The basic characteristics of the ratite group include the following: degenerated breast muscles, lack of a keel of the sternum, an almost absent wishbone (furcula), a simplified wing skeleton and musculature, strong legs, leg bones without air chambers except in the femur, flight and tail feathers that have retrogressed or have been converted to decorative plumes, and a loss of feather vanes, which means that oiling the plumage is not necessary, and as a result there is no preen gland.
There is also no separation of skin bearing contour feathers, or feather tracts (pterylae), and the area of skin devoid of contour feathers (apteria). Ratites have a palaeognathous (meaning “old jaw”) palate which is found in no other bird groups except the tinamous, which are considered to be the closest phylogenetically to the ratites and probably evolved from a common ancestor. Ostriches show the greatest dimorphism with males being generally black with white plumes and the females being brown instead of black.

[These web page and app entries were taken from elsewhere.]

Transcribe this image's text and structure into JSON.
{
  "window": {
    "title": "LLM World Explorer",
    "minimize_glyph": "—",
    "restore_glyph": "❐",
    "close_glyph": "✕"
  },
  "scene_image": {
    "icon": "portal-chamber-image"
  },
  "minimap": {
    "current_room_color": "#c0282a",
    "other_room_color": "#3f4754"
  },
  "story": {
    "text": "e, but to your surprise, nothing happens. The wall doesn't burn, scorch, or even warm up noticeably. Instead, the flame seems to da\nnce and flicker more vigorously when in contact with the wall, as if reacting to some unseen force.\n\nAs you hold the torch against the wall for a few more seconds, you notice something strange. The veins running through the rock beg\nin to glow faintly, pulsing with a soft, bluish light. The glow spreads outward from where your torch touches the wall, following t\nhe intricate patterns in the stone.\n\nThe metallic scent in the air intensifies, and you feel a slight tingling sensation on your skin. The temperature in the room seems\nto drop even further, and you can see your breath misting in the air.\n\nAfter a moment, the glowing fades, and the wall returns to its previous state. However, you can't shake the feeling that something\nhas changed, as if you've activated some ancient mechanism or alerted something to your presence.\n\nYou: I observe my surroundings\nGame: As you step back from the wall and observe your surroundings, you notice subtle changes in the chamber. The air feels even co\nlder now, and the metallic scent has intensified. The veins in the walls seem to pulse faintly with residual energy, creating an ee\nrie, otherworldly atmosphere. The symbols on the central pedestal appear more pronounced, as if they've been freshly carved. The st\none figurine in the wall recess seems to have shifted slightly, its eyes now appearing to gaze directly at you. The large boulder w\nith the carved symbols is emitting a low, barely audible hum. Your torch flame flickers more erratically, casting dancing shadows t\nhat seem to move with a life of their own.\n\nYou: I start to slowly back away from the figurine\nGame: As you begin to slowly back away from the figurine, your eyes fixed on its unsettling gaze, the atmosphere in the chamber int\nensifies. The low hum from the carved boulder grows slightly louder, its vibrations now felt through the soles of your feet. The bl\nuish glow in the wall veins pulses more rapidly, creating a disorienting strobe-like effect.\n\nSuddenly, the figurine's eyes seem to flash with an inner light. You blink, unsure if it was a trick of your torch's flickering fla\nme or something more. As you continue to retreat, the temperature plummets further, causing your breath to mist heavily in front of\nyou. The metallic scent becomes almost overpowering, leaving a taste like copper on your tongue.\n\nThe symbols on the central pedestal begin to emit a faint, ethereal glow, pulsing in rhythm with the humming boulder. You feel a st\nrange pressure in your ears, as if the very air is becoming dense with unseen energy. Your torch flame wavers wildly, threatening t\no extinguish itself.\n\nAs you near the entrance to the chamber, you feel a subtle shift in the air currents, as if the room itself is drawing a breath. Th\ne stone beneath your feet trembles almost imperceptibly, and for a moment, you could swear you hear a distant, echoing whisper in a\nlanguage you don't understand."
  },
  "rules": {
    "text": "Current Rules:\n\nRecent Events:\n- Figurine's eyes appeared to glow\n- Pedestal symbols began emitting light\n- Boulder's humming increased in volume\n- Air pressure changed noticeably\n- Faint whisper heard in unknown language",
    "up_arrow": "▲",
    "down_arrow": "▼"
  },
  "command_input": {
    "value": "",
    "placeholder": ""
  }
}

Rheas show some dichromatism during the breeding season when the males’ color grows darker black and their posture also changes. Emus have little dimorphism except the males are usually a little larger than females and their posture during the breeding season can be used to identify the sex. Cassowaries are dimorphic in size with the females being larger and more aggressive than the males. Kiwis have little dimorphism other than a small size difference.
While ratites share features such as the strong development of feather aftershafts that are often nearly as large as the main shaft, there are also many differences between families and species as well. Ostriches have their toe number reduced to two, and one is much more prominent than the other. Ostriches are also the tallest and heaviest of modern ratites.
Cassowaries have developed long inner toenails that can be used defensively. While the largest cassowaries can weigh almost as much as some ostriches, they are not nearly as tall. Ostriches and rheas both have prominent wings, which, along with flight feathers, play a significant role in courtship displays. They also use their wings in distracting displays and maneuvers to evade predators or draw them away from their nests. These behaviorisms are shared with a number of ground-